Valdecoxib was manufactured and marketed under the brand name Bextra® by G. D. Searle & Company. It was available by prescription in tablet form until 2005 when it was removed from the market due to concerns about possible increased risk of heart attack and stroke.

Side Effects and Withdrawals of Bextra.

On April 7 2005 Pfizer withdrew Bextra from the US market on recommendation by the FDA citing an increased risk of heart attack and stroke and also the risk of a serious sometimes fatal skin reaction. This was a result of recent attention to prescription NSAIDs such as Merck’s Vioxx. Other reported side-effects were angina and Stevens-Johnson syndrome.

Pfizer first acknowledged cardiovascular risks associated with Bextra in October of 2004. The American Heart Association soon after was presented with a report indicating patients using Bextra while recovering from heart surgery were 2.19 times more likely to suffer a stroke or heart attack than those taking placebos.

Personal Injury Related to Bextra

With the removal of the drug from the market there is expected to be a surge in Personal Injury Claims many in the form of class action to seek compensation.
tFDA Alert [4/7/2005]:
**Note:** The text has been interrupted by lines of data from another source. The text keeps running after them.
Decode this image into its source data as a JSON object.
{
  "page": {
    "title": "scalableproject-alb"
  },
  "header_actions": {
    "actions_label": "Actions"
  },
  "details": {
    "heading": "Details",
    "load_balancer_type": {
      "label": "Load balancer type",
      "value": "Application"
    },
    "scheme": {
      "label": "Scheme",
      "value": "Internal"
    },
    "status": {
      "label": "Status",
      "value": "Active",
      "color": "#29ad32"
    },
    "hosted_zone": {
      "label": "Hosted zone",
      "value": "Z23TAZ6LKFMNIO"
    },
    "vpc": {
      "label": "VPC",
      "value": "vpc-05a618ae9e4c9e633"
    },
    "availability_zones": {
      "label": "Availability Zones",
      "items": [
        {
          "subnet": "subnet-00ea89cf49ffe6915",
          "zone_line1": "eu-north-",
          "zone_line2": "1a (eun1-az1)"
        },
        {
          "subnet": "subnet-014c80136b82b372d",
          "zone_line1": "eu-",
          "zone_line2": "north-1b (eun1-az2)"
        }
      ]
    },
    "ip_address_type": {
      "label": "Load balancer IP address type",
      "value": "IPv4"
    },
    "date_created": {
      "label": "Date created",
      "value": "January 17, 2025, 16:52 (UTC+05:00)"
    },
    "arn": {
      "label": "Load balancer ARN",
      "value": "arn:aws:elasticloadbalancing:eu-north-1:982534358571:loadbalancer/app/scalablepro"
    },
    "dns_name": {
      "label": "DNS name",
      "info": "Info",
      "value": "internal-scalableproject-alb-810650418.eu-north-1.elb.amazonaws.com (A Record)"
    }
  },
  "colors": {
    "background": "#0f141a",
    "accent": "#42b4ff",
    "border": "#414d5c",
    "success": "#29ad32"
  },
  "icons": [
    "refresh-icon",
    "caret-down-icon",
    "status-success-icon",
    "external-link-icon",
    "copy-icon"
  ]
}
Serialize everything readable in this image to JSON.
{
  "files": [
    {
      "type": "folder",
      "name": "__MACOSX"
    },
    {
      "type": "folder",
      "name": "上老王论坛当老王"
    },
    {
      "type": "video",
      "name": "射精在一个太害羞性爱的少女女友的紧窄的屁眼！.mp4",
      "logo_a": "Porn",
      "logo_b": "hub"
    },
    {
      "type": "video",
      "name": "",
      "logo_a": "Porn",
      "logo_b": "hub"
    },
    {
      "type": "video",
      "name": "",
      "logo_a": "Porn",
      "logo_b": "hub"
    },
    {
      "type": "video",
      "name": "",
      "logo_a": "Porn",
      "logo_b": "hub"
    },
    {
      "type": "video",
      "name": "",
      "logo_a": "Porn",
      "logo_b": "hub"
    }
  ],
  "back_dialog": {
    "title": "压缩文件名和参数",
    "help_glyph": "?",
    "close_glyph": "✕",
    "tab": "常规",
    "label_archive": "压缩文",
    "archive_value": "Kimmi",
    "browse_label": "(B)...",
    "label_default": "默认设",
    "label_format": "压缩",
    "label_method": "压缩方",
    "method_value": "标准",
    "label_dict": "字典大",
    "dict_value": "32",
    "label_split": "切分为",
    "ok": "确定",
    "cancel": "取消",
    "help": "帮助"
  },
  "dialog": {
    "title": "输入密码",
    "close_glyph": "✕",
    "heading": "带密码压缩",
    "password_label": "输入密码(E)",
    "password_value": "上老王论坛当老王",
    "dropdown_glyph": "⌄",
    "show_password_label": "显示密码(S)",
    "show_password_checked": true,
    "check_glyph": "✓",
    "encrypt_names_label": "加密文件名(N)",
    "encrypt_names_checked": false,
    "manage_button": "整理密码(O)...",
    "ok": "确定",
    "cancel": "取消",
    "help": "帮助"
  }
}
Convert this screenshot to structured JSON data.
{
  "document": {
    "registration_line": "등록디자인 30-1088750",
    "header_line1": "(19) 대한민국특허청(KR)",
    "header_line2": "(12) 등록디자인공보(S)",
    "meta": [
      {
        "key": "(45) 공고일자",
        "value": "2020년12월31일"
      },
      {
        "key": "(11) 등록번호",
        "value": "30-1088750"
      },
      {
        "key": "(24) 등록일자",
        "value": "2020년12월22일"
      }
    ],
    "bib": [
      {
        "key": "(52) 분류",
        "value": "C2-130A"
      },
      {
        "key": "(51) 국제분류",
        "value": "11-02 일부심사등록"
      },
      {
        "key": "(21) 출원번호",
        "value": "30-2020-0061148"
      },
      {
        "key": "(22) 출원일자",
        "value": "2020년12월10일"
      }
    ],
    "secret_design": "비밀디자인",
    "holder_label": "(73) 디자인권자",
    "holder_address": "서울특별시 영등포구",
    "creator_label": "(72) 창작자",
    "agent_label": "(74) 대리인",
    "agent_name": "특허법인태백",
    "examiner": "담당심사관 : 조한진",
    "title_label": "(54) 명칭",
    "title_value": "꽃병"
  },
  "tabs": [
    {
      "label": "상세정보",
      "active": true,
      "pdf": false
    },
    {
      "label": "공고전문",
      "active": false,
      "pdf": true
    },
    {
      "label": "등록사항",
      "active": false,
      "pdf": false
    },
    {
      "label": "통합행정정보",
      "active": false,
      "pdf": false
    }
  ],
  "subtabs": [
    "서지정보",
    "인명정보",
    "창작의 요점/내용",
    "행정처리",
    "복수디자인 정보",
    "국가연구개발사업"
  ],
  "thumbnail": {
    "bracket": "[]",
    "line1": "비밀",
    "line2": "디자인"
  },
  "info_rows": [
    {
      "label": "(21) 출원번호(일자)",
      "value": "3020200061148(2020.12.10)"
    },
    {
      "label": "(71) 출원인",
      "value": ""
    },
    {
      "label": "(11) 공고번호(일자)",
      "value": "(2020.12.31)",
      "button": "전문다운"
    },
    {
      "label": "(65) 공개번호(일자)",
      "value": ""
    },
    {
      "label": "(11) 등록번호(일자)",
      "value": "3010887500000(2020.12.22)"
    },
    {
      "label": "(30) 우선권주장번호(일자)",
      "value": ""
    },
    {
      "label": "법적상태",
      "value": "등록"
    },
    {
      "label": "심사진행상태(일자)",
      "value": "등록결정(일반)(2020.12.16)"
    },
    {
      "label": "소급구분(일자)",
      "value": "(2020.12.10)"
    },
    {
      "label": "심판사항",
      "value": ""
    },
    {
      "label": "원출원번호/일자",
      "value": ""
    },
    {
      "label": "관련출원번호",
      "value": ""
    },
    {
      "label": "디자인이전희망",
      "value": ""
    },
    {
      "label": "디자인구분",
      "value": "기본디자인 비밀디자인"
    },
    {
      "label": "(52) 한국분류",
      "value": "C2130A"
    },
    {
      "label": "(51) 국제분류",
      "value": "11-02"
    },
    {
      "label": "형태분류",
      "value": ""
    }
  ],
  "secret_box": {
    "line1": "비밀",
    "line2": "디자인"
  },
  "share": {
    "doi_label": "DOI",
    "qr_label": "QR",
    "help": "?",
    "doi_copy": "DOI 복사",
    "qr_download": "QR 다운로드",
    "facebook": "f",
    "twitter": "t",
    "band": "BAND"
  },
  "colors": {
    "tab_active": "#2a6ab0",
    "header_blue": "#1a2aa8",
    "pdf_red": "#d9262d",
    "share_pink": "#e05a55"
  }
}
FDA has requested that Pfizer voluntarily withdraw Bextra from the United States market. Pfizer has agreed to suspend sales and marketing of Bextra in the United States pending further discussion with the Agency. At this time the Agency has concluded that the overall risk versus benefit profile of Bextra is unfavorable. This conclusion is based on the potential increased risk for serious Cardiovascular (CV) Adverse Events which appears to be a class effect of Non-Steroidal Anti-Inflammatory Drugs (NSAIDs) (excluding aspirin) an increased risk of serious skin reactions (e.g. toxic epidermal necrolysis Stevens-Johnson syndrome erythema multiforme) compared to other NSAIDs and the fact that Bextra has not been shown to offer any unique advantages over the other available NSAIDs.

  • FDA recommends that patients being treated with Bextra be switched to an alternative therapy.
  • Bextra has been demonstrated to be associated with an increased risk of serious adverse CV events in two short-term trials in patients immediately post-operative from coronary artery bypass graft (CABG) surgery. Data are not available from long-term controlled clinical trials to evaluate the cardiovascular safety of Bextra following chronic use. FDA has concluded that it is reasonable to extrapolate the adverse CV risk information for Bextra from the short-term CABG trials to chronic use given the fact that other COX-2 selective NSAIDs have been shown in long-term controlled clinical trials to be associated with an increased risk of serious adverse CV events (e.g. death MI stroke) and the well described risk of serious and often life-threatening gastrointestinal bleeding.
  • Bextra is a sulfonamide and already carries a boxed warning in the package insert for serious and potentially life-threatening skin reactions (e.g. toxic epidermal necrolysis Stevens-Johnson syndrome erythema multiforme). The reporting rate to FDA’s spontaneous reporting system for these serious skin reactions is significantly greater for Bextra than other COX-2 selective agents. The risk of these serious skin reactions in individual patients is unpredictable occurring in patients with and without a history of sulfa allergy and after both short- and long term use.